While the perception exists that the real estate market may be on the mend, the fact is average prices are down over 19% on average since 2007. Untold losses still exist there, but most people could not take another 20% to 30% drop in prices. If any one of the three issues above explodes, it will inevitably lead to another round of declining prices in real estate - which affects not only the individual homeowners, but the viability of the banking system and the enormous bond and derivative market associated with the underlying real estate loans.
The above explains why stimulus cannot work at this time and the negative unintended consequences for large parts of our financial system coming from the well meaning Stimulus by the Fed.
Furthermore, we must now add in the polarization of the political process between the Tea Party on the right and the Democratic left. The traditional US government is effectively paralyzed due to the inability of the parties to find common ground. This is largely, but not exclusively due to Tea party intransigence. The political process is effectively paralyzed and cannot take essential decisions to solve the problem.
Furthermore, it is my belief that the polarization of the political parties is not the cause of the problem, but a consequence of the problem. Witness this week's spectacle of a male member of the Greek parliament slapping a female member in parliament. Polarization and a breakdown of communal efforts is almost always accompanies political and/or economic collapse of societies throughout history.
In January 2011, I wrote an article "A Possible Market Timeline to 2015". This article made a number of predictions about how this market would develop in the coming years. This article predicted the Southern European countries banks would fall and this would invariably lead to contagion in Europe that would then follow to the US. These scenarios seem to be playing out very much as described in this article of 18 months ago. This article in some ways complements the views expressed here, although it focused more on the coming events than the underlying causes for why they will happen.
- The Tea Party position is shown to be not practical by three critical measures: economic theory, historical fact in similar circumstances, and common sense.

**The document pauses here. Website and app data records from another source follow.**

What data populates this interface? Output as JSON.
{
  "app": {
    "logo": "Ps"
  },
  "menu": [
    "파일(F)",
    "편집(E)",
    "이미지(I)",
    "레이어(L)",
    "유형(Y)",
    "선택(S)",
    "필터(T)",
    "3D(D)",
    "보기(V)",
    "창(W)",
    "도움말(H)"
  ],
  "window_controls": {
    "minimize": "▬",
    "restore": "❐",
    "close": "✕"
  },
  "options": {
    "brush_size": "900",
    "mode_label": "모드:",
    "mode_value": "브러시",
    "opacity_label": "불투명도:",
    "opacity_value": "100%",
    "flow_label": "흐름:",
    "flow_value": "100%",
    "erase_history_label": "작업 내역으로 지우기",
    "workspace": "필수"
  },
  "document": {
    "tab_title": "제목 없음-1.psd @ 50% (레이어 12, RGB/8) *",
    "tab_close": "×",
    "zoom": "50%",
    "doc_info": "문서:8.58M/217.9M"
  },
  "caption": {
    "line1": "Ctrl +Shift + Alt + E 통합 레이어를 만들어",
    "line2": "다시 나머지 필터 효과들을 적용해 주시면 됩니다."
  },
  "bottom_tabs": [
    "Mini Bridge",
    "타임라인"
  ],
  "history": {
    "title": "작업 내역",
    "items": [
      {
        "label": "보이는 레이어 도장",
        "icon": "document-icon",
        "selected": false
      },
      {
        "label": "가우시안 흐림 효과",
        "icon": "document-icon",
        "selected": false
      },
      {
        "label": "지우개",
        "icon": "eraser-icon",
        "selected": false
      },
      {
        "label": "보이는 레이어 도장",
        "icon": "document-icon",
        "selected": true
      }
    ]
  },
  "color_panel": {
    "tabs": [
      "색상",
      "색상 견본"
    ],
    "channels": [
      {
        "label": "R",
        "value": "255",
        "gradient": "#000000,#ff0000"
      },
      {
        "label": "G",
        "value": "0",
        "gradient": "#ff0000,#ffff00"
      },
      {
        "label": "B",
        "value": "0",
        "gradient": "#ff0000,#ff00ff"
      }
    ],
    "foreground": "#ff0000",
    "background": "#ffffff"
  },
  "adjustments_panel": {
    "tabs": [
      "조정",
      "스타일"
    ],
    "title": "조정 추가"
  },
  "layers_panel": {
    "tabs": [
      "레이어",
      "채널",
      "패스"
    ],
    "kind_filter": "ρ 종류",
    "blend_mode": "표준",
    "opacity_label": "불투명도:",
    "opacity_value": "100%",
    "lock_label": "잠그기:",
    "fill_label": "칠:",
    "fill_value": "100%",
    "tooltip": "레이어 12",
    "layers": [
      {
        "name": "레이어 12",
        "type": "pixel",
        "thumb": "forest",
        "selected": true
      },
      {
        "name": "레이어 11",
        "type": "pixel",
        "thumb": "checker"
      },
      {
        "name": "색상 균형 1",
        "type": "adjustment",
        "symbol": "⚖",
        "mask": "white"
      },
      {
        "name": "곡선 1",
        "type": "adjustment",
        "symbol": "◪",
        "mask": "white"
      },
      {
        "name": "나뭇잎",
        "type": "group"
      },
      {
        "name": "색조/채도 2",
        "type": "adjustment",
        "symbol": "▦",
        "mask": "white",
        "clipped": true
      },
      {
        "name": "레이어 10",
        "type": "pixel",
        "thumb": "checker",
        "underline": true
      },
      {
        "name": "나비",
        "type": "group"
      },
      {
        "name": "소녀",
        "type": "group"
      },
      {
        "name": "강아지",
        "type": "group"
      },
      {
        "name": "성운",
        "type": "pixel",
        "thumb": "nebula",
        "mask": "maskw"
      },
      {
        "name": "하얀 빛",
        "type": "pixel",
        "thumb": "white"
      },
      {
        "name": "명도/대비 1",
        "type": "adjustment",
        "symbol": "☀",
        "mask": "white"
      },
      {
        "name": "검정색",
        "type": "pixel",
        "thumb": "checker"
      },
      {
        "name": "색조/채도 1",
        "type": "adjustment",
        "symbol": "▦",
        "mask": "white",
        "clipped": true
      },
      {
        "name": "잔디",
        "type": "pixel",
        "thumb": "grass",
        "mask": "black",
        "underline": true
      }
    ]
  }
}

- The Democratic position supports Stimulus as the solution. But stimulus will only defer the problem; it is not capable of solving the problem at this stage of the economic cycle. We are at the end of a historical bubble where there is no real place to profitably make new investments that will have a positive multiplier effect on the economy, an essential condition to making stimulus work.
- The inevitable consequence is that shortly (possibly months or a couple of years), the US and most of the developed world will enter into a several year-long major economic decline causing terrible consequences. Nearly all people will be affected negatively, including billions of the world's inhabitants that will experience truly terrible economic upheaval. An extremely small minority will see and understand the coming collapse and be able to actually improve their economic position. I hope to be among them.
- As always with economic and business cycles, the downturn will end after several years and the world will begin a major new cycle of economic renewal and growth.
Disclosure: I have no positions in any stocks mentioned, and no plans to initiate any positions within the next 72 hours.